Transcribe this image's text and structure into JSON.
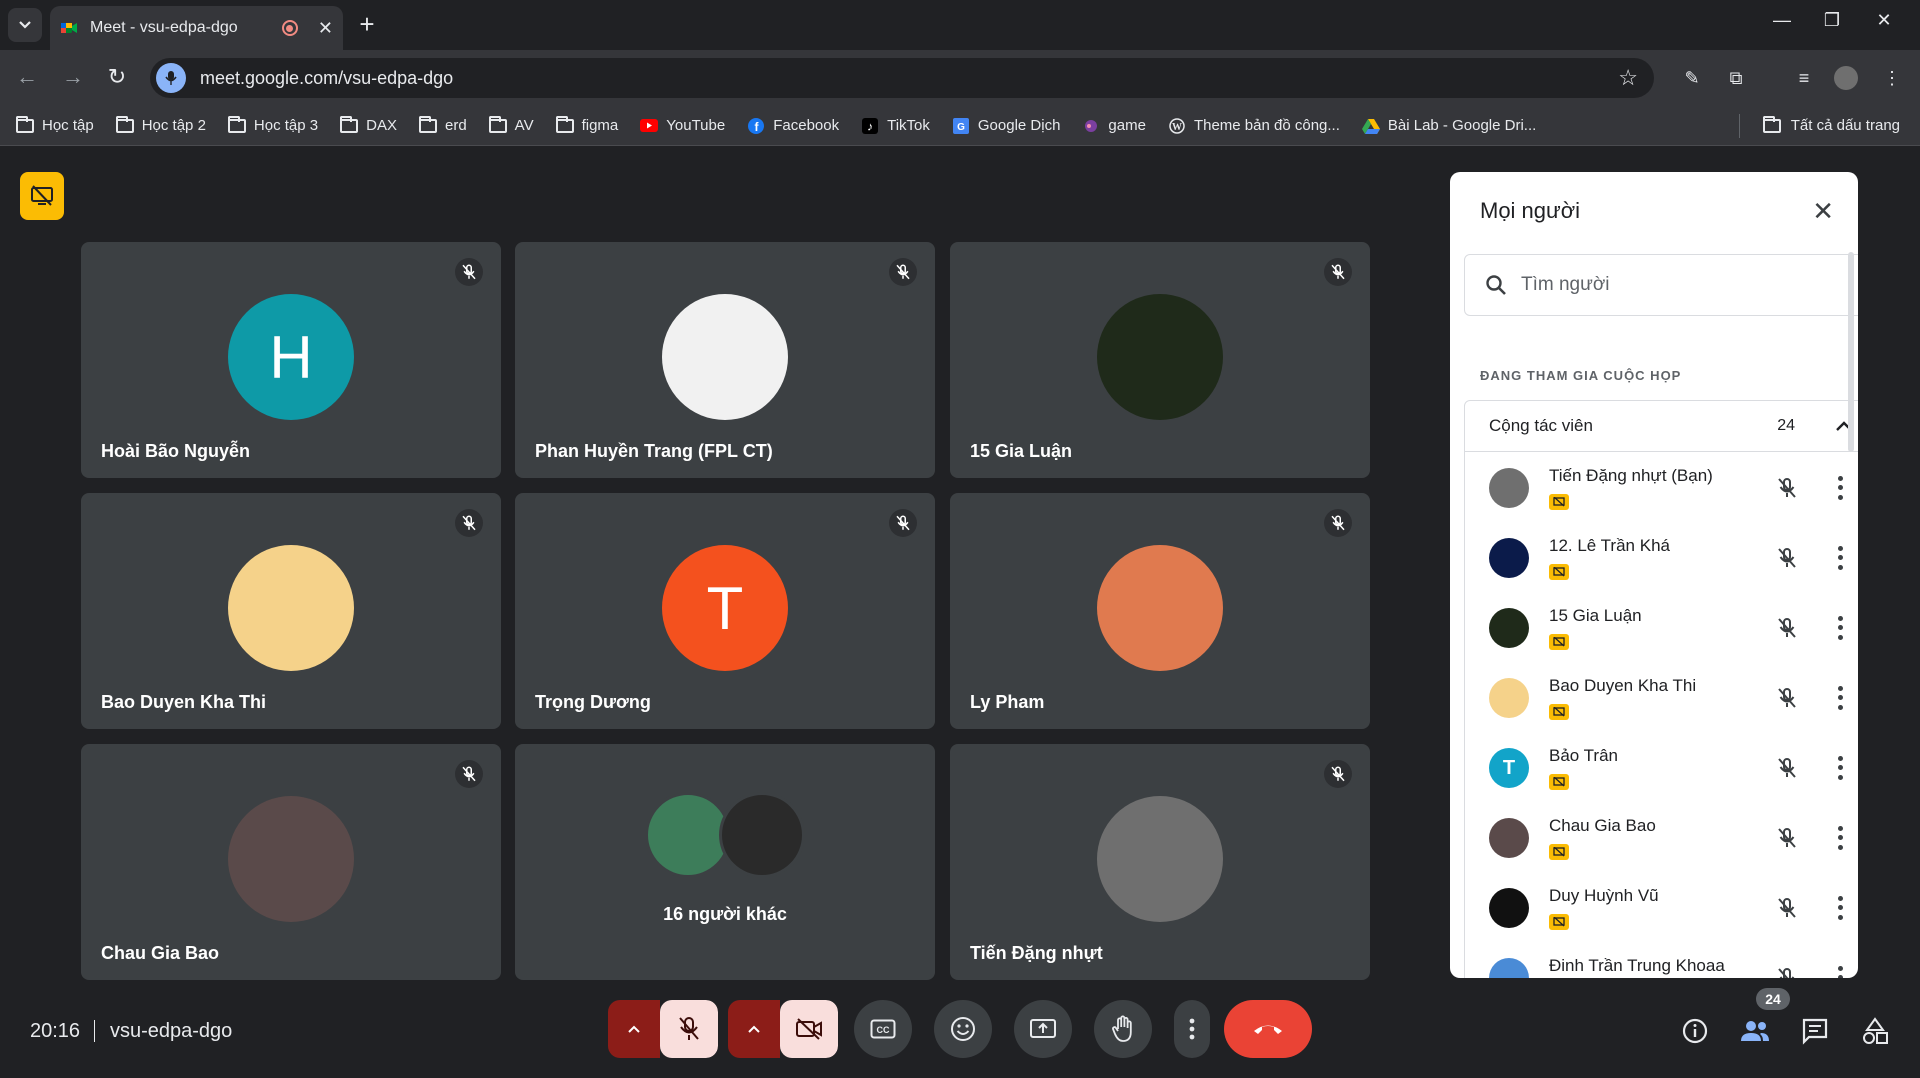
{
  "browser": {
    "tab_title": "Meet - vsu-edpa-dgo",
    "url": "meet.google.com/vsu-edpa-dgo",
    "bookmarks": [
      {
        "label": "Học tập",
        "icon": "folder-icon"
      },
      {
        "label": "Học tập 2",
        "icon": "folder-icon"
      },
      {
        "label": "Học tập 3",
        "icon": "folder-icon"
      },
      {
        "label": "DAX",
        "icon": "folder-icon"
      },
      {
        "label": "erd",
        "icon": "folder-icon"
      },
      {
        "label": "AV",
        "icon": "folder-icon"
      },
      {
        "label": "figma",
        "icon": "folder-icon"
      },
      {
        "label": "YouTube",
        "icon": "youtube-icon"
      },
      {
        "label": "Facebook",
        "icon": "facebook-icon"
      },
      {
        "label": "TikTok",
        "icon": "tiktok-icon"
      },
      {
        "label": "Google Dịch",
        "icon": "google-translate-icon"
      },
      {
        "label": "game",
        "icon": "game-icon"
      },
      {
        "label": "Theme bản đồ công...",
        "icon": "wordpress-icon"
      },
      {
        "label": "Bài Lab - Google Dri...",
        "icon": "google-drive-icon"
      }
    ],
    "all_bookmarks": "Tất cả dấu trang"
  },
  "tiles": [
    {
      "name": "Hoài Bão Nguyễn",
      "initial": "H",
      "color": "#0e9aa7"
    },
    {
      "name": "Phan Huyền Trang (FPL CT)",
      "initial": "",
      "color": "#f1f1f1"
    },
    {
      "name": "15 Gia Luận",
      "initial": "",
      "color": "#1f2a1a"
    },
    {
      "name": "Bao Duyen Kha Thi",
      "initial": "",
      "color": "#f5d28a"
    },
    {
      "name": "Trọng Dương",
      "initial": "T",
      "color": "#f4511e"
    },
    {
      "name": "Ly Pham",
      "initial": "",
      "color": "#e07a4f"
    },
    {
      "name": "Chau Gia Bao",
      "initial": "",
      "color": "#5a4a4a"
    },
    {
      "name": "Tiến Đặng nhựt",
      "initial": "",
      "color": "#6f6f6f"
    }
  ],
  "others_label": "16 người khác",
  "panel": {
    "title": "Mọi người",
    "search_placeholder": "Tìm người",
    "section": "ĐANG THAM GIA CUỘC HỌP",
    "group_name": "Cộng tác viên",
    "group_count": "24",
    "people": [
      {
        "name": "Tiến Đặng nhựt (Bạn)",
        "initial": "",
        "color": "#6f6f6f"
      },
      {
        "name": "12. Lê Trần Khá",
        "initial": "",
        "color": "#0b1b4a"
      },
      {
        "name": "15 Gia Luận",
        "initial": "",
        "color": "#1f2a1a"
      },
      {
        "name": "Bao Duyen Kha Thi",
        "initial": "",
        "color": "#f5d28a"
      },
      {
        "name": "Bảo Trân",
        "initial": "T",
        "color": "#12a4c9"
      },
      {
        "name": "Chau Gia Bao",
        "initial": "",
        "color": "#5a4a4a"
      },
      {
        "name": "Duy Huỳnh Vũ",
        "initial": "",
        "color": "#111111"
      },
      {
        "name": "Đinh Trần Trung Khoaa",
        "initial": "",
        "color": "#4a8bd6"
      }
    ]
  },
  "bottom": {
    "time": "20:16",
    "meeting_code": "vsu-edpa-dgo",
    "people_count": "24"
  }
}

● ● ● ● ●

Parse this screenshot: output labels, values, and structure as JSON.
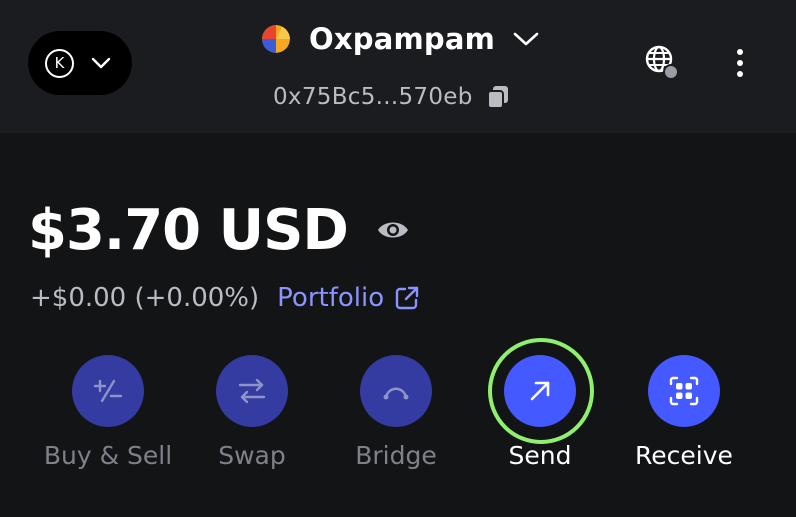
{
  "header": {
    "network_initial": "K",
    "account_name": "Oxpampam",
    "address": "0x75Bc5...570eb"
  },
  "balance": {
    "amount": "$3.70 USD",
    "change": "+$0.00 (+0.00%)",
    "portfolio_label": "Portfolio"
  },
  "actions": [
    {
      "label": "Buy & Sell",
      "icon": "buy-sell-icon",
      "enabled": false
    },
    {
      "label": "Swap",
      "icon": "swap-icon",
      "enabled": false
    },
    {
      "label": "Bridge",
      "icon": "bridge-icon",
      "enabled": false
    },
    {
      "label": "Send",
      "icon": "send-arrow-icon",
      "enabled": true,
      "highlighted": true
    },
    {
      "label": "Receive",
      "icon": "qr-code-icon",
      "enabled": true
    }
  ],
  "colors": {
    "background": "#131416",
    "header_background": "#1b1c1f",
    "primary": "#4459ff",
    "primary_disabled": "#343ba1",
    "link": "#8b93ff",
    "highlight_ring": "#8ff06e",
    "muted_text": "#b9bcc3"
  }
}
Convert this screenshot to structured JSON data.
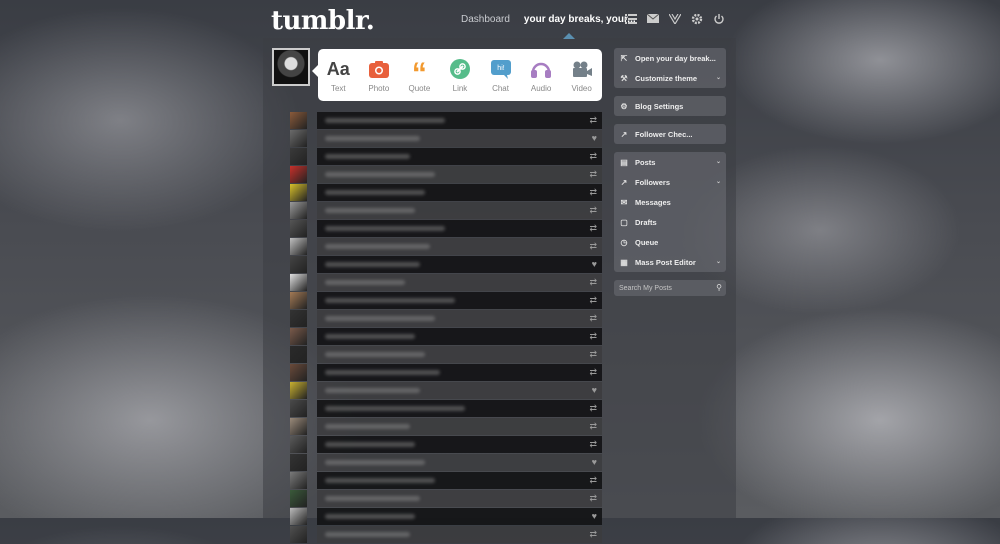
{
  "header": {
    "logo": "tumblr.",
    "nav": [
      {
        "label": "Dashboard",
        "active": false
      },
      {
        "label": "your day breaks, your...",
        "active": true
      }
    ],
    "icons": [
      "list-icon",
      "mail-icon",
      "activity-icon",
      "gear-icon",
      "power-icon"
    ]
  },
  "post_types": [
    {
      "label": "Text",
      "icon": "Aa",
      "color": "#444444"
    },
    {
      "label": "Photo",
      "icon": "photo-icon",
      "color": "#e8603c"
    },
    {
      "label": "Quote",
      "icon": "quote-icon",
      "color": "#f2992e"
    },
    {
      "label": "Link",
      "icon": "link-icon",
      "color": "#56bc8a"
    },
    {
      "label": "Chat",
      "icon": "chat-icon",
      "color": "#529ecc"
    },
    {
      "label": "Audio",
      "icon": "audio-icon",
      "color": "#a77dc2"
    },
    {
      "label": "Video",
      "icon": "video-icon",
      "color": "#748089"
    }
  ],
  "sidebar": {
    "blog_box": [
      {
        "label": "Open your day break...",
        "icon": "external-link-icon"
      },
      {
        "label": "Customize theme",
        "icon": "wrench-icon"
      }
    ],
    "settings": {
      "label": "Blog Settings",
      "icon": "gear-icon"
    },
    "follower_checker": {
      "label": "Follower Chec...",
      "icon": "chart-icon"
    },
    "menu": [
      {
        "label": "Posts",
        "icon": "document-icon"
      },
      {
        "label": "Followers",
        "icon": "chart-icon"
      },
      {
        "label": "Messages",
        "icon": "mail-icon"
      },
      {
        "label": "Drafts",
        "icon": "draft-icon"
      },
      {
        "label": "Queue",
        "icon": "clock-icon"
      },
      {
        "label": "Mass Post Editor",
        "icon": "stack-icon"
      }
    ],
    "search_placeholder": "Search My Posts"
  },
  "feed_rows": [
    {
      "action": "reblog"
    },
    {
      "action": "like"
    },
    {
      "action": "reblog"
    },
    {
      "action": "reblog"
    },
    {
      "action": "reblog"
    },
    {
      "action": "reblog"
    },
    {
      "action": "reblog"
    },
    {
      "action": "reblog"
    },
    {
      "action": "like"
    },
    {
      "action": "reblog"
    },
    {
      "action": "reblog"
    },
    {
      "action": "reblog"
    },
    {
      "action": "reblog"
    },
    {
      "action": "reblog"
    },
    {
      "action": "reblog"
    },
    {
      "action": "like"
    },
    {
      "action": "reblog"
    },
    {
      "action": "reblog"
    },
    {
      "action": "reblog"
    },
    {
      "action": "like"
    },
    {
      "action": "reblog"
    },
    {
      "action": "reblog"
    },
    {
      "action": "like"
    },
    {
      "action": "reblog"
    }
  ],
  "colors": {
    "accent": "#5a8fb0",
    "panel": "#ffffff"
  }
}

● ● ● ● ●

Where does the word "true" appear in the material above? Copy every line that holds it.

      "enabled": true,
      "highlighted": true
      "enabled": true
        "active": true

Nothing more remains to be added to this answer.